Palatka Gypsy Band

Palatka Gypsy Band is a folk band formed by five musicians from the Transylvanian village of Pălatca, Cluj County, Romania, led by the first violin Florin Codoba.

Croatian dance traditionally refers to a series of folk-dances, the most common being the kolo.

Bocskai uprising

The Bocskai uprising, known in Hungary as Bocskai's War of Independence was a revolt which took place in Hungary, Transylvania and modern Slovakia during the Long Turkish War against Emperor Rudolf II. The rebel leader was Stephen Bocskai, a Protestant Hungarian nobleman. The Ottoman wars had burdened the Kingdom of Hungary for years, causing famine and disease, and the armies of the Christian states had been weakened by losses to Ottoman and Tatar forces.

14 Bagatelles Musical composition by Béla Bartók

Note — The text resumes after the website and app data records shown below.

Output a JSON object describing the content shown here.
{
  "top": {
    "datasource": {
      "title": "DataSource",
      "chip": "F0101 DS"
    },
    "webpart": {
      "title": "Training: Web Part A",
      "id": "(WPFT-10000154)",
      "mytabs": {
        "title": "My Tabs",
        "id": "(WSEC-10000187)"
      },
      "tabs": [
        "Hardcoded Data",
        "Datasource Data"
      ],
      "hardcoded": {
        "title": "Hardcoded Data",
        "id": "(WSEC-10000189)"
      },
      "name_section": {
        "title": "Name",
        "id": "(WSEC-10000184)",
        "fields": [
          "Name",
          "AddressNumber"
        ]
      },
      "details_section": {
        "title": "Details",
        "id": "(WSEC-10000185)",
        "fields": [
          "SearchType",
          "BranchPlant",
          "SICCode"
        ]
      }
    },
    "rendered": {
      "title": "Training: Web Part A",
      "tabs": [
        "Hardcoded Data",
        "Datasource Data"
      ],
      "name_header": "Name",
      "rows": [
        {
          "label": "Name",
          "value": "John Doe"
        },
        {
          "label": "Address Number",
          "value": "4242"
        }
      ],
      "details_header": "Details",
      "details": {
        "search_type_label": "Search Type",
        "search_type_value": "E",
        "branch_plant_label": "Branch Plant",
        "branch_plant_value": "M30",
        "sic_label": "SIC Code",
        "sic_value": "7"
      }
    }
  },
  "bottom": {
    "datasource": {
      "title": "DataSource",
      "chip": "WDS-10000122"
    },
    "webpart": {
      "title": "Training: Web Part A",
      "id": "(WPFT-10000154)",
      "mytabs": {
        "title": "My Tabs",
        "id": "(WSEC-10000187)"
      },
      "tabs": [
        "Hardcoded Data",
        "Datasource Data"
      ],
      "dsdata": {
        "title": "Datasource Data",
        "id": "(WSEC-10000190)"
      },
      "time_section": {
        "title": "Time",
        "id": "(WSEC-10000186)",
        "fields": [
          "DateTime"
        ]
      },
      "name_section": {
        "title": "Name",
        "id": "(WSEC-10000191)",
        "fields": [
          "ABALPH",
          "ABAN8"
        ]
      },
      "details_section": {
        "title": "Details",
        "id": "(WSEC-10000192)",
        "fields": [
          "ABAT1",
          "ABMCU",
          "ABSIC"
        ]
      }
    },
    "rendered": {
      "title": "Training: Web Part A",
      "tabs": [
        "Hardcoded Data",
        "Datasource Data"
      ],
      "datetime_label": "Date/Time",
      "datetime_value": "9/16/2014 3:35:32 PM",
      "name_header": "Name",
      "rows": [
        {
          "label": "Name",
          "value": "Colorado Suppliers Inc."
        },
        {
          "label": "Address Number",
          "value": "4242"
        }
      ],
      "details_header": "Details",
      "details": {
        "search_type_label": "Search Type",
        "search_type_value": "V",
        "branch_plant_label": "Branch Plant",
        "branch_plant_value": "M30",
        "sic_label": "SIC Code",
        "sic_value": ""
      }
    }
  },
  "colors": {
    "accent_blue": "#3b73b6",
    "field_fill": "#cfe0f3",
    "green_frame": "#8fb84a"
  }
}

14 Bagatelles, Sz.38, BB 50; 3rd Set, Op. 6 is a set of pieces for solo piano by Hungarian composer Béla Bartók, written in the spring of 1908 and first performed by the composer June 29, 1908, in Berlin. The work was published the following year in Budapest by Rozsnyai Károly. Composed the same year as Ten Easy Pieces, 14 Bagatelles was experimental and signified Bartók's departure from the tonality of 19th century composition. The work borders on atonality, and Bartók adopted some techniques of Debussy and Schoenberg.